A patient presented with fatigue,dyspnea and ankle edema.ECG shows the following picture.What can be the most probable diagnosis?
A. Hypertrophic Cardiomyopathy
B. Restrictive Cardiomyopathy
C. Dilated Cardiomyopathy
Ans:C. Dilated Cardiomyopathy.
ECG in the image shows:
- There is marked LVH (S wave in V2 > 35 mm) with dominant S waves in V1-4.
- Right axis deviation suggests associated right ventricular hypertrophy (i.e. biventricular enlargement).
- There is evidence of left atrial enlargement (deep, wide terminal portion of the P wave in V1).
- There are peaked P waves in lead II suggestive of right atrial hypertrophy (not quite 2.5mm in height).
- It is a myocardial disease characterised by ventricular dilatation and global myocardial dysfunction (ejection fraction < 40%).
- Patients usually present with symptoms of biventricular failure, e.g. fatigue, dyspnoea, orthopnoea, ankle oedema.
- Associated with a high mortality due to progressive cardiogenic shock or ventricular dysrhythmias (sudden cardiac death).
- Can be divided into ischaemic and non-ischaemic.
- Dilated cardiomyopathy commonly occurs following massive anterior MI due to extensive myocardial necrosis and loss of contractility.
- Most cases are idiopathic.
- Up to 25% are familial (primarily autosomal dominant, some types are X-linked) .
A very small proportion may occur with:
- Viral myocarditis (coxsackie B / adenovirus).
- Toxins (e.g. doxorubicin).
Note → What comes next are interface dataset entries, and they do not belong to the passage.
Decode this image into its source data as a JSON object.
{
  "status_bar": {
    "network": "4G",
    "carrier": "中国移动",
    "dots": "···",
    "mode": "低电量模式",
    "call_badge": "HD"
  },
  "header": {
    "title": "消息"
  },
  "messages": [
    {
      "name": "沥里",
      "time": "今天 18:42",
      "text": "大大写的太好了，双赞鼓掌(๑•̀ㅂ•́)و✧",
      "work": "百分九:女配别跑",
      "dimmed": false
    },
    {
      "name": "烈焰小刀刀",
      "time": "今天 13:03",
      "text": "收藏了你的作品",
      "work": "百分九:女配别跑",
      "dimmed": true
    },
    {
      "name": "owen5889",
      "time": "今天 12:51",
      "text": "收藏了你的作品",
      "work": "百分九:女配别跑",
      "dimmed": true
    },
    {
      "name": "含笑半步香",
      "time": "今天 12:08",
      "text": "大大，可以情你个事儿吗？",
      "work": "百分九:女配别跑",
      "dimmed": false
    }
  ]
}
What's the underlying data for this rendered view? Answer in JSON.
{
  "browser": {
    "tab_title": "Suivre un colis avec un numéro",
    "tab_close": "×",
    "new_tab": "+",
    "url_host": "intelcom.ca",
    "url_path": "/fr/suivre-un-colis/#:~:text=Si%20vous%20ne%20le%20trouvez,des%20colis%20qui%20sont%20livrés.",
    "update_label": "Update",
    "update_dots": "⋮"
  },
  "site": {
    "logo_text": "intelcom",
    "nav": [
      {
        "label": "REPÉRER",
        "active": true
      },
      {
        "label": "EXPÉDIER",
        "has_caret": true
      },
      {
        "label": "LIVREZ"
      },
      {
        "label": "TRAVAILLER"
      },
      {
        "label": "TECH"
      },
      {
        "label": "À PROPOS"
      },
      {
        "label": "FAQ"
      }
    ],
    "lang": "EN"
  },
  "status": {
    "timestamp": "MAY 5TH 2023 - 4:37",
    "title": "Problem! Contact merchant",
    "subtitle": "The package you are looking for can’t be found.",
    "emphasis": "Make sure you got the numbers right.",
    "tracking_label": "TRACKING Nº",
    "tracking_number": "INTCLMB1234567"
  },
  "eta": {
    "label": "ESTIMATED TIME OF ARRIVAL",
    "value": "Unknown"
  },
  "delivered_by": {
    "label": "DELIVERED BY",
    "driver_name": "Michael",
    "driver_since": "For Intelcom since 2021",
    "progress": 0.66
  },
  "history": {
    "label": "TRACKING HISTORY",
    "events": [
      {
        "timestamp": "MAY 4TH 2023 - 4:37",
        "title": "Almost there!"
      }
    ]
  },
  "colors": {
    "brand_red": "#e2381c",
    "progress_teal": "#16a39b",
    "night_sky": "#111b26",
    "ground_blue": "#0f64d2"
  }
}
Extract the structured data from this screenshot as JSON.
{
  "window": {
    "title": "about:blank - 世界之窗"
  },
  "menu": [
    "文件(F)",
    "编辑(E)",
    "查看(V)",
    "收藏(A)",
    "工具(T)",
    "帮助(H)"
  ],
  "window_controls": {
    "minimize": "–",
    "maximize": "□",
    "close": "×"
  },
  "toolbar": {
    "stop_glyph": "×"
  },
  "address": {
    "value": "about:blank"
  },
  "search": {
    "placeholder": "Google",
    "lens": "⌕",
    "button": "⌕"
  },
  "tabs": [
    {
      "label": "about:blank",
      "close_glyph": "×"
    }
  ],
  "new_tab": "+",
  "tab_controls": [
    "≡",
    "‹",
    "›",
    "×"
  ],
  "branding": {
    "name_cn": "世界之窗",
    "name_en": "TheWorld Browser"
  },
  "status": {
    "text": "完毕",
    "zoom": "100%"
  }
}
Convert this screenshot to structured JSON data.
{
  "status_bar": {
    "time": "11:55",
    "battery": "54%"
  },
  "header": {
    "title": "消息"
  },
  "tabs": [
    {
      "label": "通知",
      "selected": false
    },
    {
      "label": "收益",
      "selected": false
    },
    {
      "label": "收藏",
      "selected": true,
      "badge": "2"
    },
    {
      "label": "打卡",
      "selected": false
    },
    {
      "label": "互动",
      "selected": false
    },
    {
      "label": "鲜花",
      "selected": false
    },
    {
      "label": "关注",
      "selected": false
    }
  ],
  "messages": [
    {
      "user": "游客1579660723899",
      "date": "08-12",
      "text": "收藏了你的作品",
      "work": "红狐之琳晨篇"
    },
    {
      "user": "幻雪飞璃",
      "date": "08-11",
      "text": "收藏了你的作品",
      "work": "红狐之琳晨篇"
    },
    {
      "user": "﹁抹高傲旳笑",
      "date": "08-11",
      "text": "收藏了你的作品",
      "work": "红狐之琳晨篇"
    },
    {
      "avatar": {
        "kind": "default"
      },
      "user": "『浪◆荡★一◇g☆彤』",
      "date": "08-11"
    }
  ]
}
- Autoimmune disease.
- Pregnancy (peripartum cardiomyopathy).
Common ECG associations with DCM.
- The most common ECG abnormalities are those associated with atrial and ventricular hypertrophy —
- typically, left sided changes are seen but there may be signs of biatrial or biventricular hypertrophy.
- Interventricular conduction delays (eg. LBBB) occur due to cardiac dilatation.
- Diffuse myocardial fibrosis may lead to reduced voltage QRS complexes, particularly in the limb leads.
- There may be a discrepancy of QRS voltages with signs of hypertrophy in V4-6 and relatively low voltages in the limb leads.
- Left axis deviation.
- Poor R-wave progression with QS complexes in V1-4 (“pseudo-infarction” pattern).
Frequent ventricular ectopics and ventricular bigeminy (seen with severe DCM).
- Ventricular dysrhythmias (VT / VF).